Retail Tremors Shake the Payment Ecosystem
Consumers who use credit and debit cards are typically aware only of the card they’re using and the merchant they’re buying from; the payment process is a “black box” from a consumer’s perspective.
But as the first image below shows, the black box hides a complex ecosystem of firms with different specialized functions — including many publicly traded firms with exposure to specific trends in the technology, finance, and retail sectors.
A still-simple, but more comprehensive picture of the payment ecosystem looks something like the second image.
Source: Federal Reserve Bank of Atlanta
Source: Federal Research Bank of Atlanta
(There are some variations to this outline; when it comes to cards such as American Express [NYSE: AXP] or Discover Card [NYSE: DFS], for example, the card issuer and the card association are the same entity.)
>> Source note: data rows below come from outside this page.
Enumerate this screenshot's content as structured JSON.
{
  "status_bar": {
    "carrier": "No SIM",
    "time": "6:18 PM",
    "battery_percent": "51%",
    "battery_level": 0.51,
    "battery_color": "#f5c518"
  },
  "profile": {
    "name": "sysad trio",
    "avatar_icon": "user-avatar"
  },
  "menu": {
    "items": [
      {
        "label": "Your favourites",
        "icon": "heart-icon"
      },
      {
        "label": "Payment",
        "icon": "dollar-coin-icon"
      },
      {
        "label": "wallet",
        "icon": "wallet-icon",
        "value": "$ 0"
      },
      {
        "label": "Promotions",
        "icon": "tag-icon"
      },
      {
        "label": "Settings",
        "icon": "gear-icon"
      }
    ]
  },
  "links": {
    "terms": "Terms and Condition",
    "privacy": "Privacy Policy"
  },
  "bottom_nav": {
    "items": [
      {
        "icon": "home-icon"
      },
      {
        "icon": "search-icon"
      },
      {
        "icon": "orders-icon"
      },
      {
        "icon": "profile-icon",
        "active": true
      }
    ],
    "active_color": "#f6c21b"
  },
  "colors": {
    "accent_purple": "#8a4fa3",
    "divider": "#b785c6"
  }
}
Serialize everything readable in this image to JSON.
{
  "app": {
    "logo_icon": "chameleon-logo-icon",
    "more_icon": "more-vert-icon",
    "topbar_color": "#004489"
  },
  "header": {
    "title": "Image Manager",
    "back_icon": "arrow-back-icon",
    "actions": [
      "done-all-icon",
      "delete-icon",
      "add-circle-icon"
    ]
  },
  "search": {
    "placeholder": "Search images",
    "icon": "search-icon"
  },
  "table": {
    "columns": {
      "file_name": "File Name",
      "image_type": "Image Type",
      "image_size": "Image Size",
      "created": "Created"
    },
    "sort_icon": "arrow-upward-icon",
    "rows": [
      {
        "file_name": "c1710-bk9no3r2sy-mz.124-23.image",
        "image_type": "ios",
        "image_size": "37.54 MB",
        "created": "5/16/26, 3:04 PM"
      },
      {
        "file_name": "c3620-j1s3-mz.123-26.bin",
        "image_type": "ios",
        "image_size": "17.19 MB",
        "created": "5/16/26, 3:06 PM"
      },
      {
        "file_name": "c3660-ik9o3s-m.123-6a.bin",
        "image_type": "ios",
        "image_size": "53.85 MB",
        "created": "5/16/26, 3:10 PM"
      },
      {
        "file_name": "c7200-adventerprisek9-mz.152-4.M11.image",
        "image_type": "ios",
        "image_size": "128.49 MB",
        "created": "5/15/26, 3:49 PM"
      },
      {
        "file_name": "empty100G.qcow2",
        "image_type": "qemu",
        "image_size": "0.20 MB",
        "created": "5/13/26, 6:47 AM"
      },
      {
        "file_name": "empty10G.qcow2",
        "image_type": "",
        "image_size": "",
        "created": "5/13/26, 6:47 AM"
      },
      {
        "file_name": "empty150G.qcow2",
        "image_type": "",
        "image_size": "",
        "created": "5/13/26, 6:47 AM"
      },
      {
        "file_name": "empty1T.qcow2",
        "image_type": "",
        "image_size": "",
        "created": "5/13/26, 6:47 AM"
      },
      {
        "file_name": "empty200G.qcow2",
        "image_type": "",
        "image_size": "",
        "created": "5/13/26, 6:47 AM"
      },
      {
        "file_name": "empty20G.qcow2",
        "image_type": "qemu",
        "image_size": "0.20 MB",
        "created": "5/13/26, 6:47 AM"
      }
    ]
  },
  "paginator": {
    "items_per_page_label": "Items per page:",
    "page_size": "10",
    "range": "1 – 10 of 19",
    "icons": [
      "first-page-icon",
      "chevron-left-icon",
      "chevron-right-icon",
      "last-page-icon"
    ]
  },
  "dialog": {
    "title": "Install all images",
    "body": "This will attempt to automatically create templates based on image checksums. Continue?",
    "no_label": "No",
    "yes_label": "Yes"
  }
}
Consumers are not generally aware of the various firms that stand between them and the merchant. When a customer presents a credit card to a merchant to purchase a good or a service, the merchant acquirer manages the payment processing and secures approval for the transaction. These merchant acquirers aggregate and separate payments made to merchants. The card associations (such as Visa [NYSE: V] or MasterCard [NYSE: MC]) in turn stand between merchant acquirers and the card-issuing banks. Payments are debited to the card issuer, and ultimately the cardholder. The issuing bank sends a credit for all their daily payments back to the acquirer, who completes the cycle by funding the retailer’s bank account, of course taking a fee in the process.
(As an aside, we note that the many intermediaries in the credit-card payment process, and their fees, are another impetus behind the rise of bitcoin and other digital currencies — where technology promises to replace those intermediaries with algorithms and encryption.)
While consumers are used to interacting with the bank that issued their card, merchants are used to interacting with the acquirer. Some acquirers perform services such as payment processing and customer analytics themselves; other smaller acquirers outsource these services to third parties.
Since the black box usually functions smoothly, customers are rarely aware of its internal workings — until, for example, they want to dispute a charge, or they become aware of fraudulent activity on their account. As you can guess, though, the rise of online retail, mobile payments, and other technological innovations has upended the inner workings of the black box, resulting in a lot of mergers and acquisitions during the past few years. A recent example is the bid by U.S. acquirer Vantiv [NYSE: VNTV] to merge with British acquirer Worldpay [London: WPG]. VNTV is the largest U.S. acquirer, spun out from Fifth Third Bancorp several years ago. It has little exposure to overseas markets, and more significantly, a relative overexposure to U.S. big box and mall retailers, with only 10% of revenues coming from e-commerce. 2017 has thus far been a tale of the decline of the brick-and-mortar retailers that are VNTV’s bread and butter.
WPG, on the other hand, was spun out of the Royal Bank of Scotland in 2015, and its e-commerce operations are global and growing quickly. It has a strong foothold in Europe; in the UK, it has a 42% market share, and in Europe, a 26% share of web-based transactions. WPG also has U.S. operations; between the U.S. and Europe, 41% of its revenue originates online. If the acquisition goes through, it will boost VNTV’s e-commerce business from 8–12% of its revenues to 20–25% of its revenues.
Thus, the same disruption that’s visible to merchants and consumers as they watch events like Amazon’s [NASDAQ: AMZN] purchase of Whole Foods [NASDAQ: WFM] is also visible within the payment-processing universe. This reinforces our view that for now, the company narratives that include secular growth will continue to rule the roost.
Investment implications: The shift to e-commerce will benefit merchant acquirers with a strong e-commerce presence and global reach. One simple way to invest in the development of global e-commerce is to buy the stocks of the credit card networks, such as Visa [NYSE: V] or MasterCard [NYSE: MC]. However, investors may also identify merchant acquirers who derive a significant part of their revenue from e-commerce, and who are able to offer compelling services to merchants in an environment where their fees are under pressure.